Chris Martin

Introduction to Nix (for users of Stack)

Install Nix

curl https://nixos.org/nix/install | sh
source ~/.nix-profile/etc/profile.d/nix.sh

It can live happily in any Linux system.

Nix is like Stack

Think of Nix like Stack, but with a much broader scope.

Stack is there to manage your project’s dependencies, and help you run their programs and compile stuff with them, but only if the dependencies are Haskell packages.

Nix dependencies can be… kinda any software at all.

Nix and Stack work together nicely. When you enable Nix integration for Stack, you can add any software as a dependency of your Stack project.

So if you want to, for example, add a SASS compilation step to your Hakyll project, your coworkers don’t have to do any work to get the SASS compiler. Stack will just install it for them.

Like Stack keeps a cache of all the stuff it has installed in ~/.stack in your home directory, Nix keeps all of its stuff in /nix/store. (It’s not in your home directory, but at the root of the filesystem — for technical reasons — which is why you are prompted to sudo when you install it.)

nix-shell is like stack exec

Another comparison between Stack and Nix: You know how you can use Stack (outside the context of any project) to run executables from Haskell packages?

> stack exec --package pandoc -- pandoc --version
pandoc 1.19.2.1

nix-shell is like stack exec.

So take for example… Let’s assume you don’t have NPM installed. And let’s say you don’t really want to install it permanently or whatever because you’re probably not going to need it again, but you just want to run it for some one-off command.

> nix-shell -p nodePackages.npm --run 'npm --version'
4.1.1

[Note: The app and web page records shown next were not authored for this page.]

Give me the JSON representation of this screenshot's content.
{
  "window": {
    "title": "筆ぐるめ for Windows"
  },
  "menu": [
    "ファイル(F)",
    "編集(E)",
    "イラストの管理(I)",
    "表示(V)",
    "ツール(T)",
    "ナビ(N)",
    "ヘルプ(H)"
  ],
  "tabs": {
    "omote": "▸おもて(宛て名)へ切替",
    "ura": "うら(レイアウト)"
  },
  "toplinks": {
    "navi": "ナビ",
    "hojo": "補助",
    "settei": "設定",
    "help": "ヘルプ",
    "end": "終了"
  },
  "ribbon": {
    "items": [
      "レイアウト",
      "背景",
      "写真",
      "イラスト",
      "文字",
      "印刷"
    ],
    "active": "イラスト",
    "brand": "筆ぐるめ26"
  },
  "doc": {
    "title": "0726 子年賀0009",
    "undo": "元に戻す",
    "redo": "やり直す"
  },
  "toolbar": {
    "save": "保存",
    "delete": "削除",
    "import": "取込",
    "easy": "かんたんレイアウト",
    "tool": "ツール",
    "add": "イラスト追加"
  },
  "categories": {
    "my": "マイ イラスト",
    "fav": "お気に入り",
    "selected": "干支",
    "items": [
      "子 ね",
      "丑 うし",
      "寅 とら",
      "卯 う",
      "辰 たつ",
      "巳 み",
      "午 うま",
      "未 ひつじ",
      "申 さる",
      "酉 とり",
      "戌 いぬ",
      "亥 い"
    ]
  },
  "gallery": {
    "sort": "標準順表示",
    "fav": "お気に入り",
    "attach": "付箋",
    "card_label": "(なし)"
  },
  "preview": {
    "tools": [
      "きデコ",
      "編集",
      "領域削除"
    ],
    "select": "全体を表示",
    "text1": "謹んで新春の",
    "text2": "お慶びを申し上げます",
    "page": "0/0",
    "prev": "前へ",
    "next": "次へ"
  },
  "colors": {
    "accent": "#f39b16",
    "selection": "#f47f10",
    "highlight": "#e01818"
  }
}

-p npm is like --package pandoc; it tells Nix what packages you want available in the sandbox you’re going to run a command in. And then npm --version is the command you want to run. So that’ll download NPM and run npm --version, without actually “installing” NPM — without modifying your system visibly at all.

shell.nix is like stack.yaml

So then, also like Stack, you can use it in a sort of standalone manner like that, or you can have a config file for a project. Here’s one I’m using right now:

{ pkgs ? import <nixpkgs> {}, ghc ? pkgs.ghc }:

pkgs.haskell.lib.buildStackProject {
  name = "joyofhaskell.com";
  inherit ghc;
  buildInputs = with pkgs; [ sassc zlib ];
  LANG = "en_US.UTF-8";
  TMPDIR = "/tmp";
}

This file is called shell.nix and it sits in the root of a Hakyll project repository alongside stack.yaml.

The most important line here is the one with our dependencies:

buildInputs = with pkgs; [ sassc zlib ];

And then at the end of our stack.yaml is

nix:
  enable: true
  pure: true
  shell-file: shell.nix

which tells Stack to do everything that it does in the context of that Nix configuration, which it does by using nix-shell under the hood.

nix-env is like apt-get

You can also use Nix as an alternative to Ubuntu’s package manager (apt-get) for a lot of things if you so choose. (I’m assuming you’re using Ubuntu.)

For this we use another command, nix-env.

The basic usage of nix-env is:

  • nix-env -i npm — to install (e.g. NPM)
  • nix-env -e npm — to uninstall
  • nix-env -q — to list which package you have installed

You have no pressing need to use nix-env instead of your existing package manager at the moment, but it will be important if you ever use NixOS.

An interesting difference between nix-env and apt-get is that it only affects your user, which is why you don’t have to sudo to run it.